Objectives: While patient-centered care (PCC) is desirable for many reasons, its relationship to treatment outcomes is controversial. We evaluated the relationship between PCC and the provision of preventive services.
Methods: We obtained facility-level estimates of how well each VA hospital provided PCC from the 1999 ambulatory Veterans Satisfaction Survey. PCC delivery was measured by the average percentage of responses per facility indicating satisfactory performance from items in 8 PCC domains: access, incorporating patient preferences, patient education, emotional support, visit coordination, overall coordination of care, continuity, and courtesy. Additional predictors included patient population and facility characteristics. Our outcome was a previously validated hospital-level benchmarking score describing facility-level performance across 12 U.S. Preventive Services Task Force-recommended interventions, using the 1999 Veterans Health Survey.
Results: Facility-level delivery of preventive services ranged from an overall mean of 90% compliance for influenza vaccinations to 18% for screening for seat belt use. Mean overall PCC scores ranged from excellent (>90% for the continuity of care and courtesy of care PCC domains) to modest (<70% for patient education). Correlates of better preventive service delivery included how often patients were able to discuss their concerns with their provider, the percent of visits at which patients saw their usual provider, and the percent of patients receiving >90% of care from a VA hospital.

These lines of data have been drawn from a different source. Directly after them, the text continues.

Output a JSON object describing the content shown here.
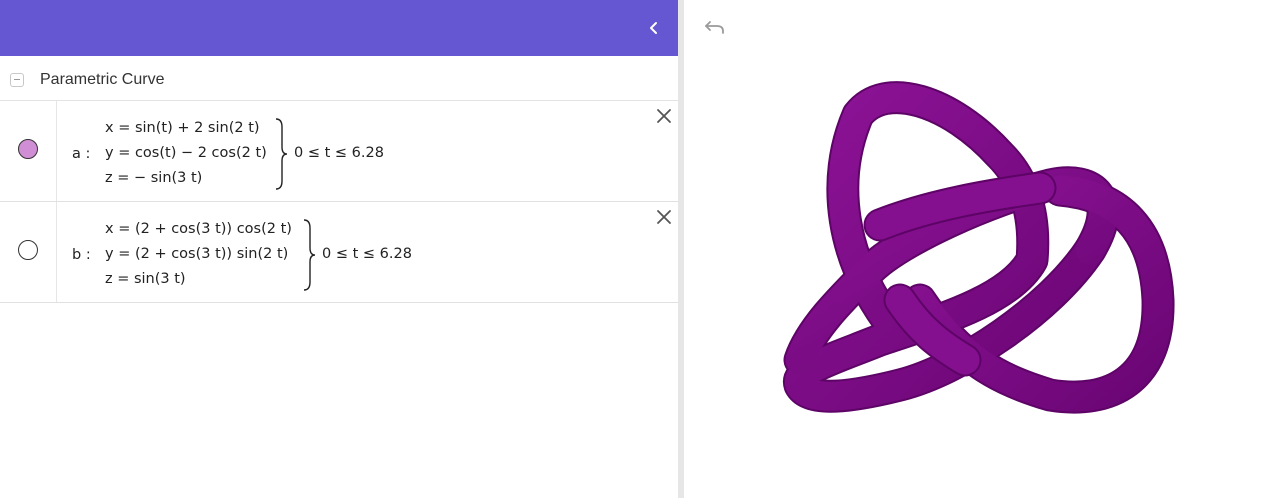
{
  "algebra_view": {
    "group_title": "Parametric Curve",
    "items": [
      {
        "label": "a :",
        "x_eq": "x = sin(t) + 2  sin(2 t)",
        "y_eq": "y = cos(t) − 2  cos(2 t)",
        "z_eq": "z = − sin(3 t)",
        "condition": "0 ≤ t ≤ 6.28",
        "visible": true,
        "marble_color": "#d08ed4"
      },
      {
        "label": "b :",
        "x_eq": "x = (2 + cos(3 t))  cos(2 t)",
        "y_eq": "y = (2 + cos(3 t))  sin(2 t)",
        "z_eq": "z = sin(3 t)",
        "condition": "0 ≤ t ≤ 6.28",
        "visible": false,
        "marble_color": "#ffffff"
      }
    ]
  },
  "graphics_view": {
    "curve_color": "#7d0a86",
    "icons": [
      "chevron-left-icon",
      "undo-icon",
      "close-icon"
    ]
  },
  "colors": {
    "header": "#6557d2"
  }
}
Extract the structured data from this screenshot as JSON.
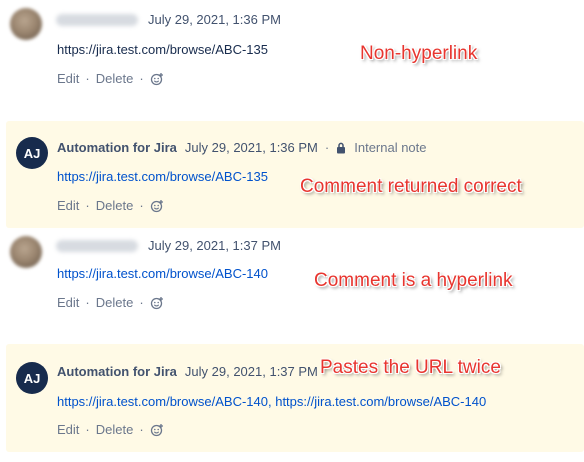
{
  "colors": {
    "internal_bg": "#fffae6",
    "link": "#0052cc",
    "annotation": "#e8352f",
    "avatar_bg": "#172b4d"
  },
  "comments": [
    {
      "timestamp": "July 29, 2021, 1:36 PM",
      "body": "https://jira.test.com/browse/ABC-135",
      "edit": "Edit",
      "delete": "Delete",
      "annotation": "Non-hyperlink"
    },
    {
      "author": "Automation for Jira",
      "initials": "AJ",
      "timestamp": "July 29, 2021, 1:36 PM",
      "visibility": "Internal note",
      "body": "https://jira.test.com/browse/ABC-135",
      "edit": "Edit",
      "delete": "Delete",
      "annotation": "Comment returned correct"
    },
    {
      "timestamp": "July 29, 2021, 1:37 PM",
      "body": "https://jira.test.com/browse/ABC-140",
      "edit": "Edit",
      "delete": "Delete",
      "annotation": "Comment is a hyperlink"
    },
    {
      "author": "Automation for Jira",
      "initials": "AJ",
      "timestamp": "July 29, 2021, 1:37 PM",
      "body_links": [
        "https://jira.test.com/browse/ABC-140,",
        "https://jira.test.com/browse/ABC-140"
      ],
      "edit": "Edit",
      "delete": "Delete",
      "annotation": "Pastes the URL twice"
    }
  ],
  "separator": "·",
  "icons": {
    "reaction": "add-reaction-icon",
    "lock": "lock-icon"
  }
}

Conclusion: Improved communication between patients and providers, and continuity of care are associated with increased provision of preventive services, while other aspects of PCC are not strongly related to delivery of preventive services.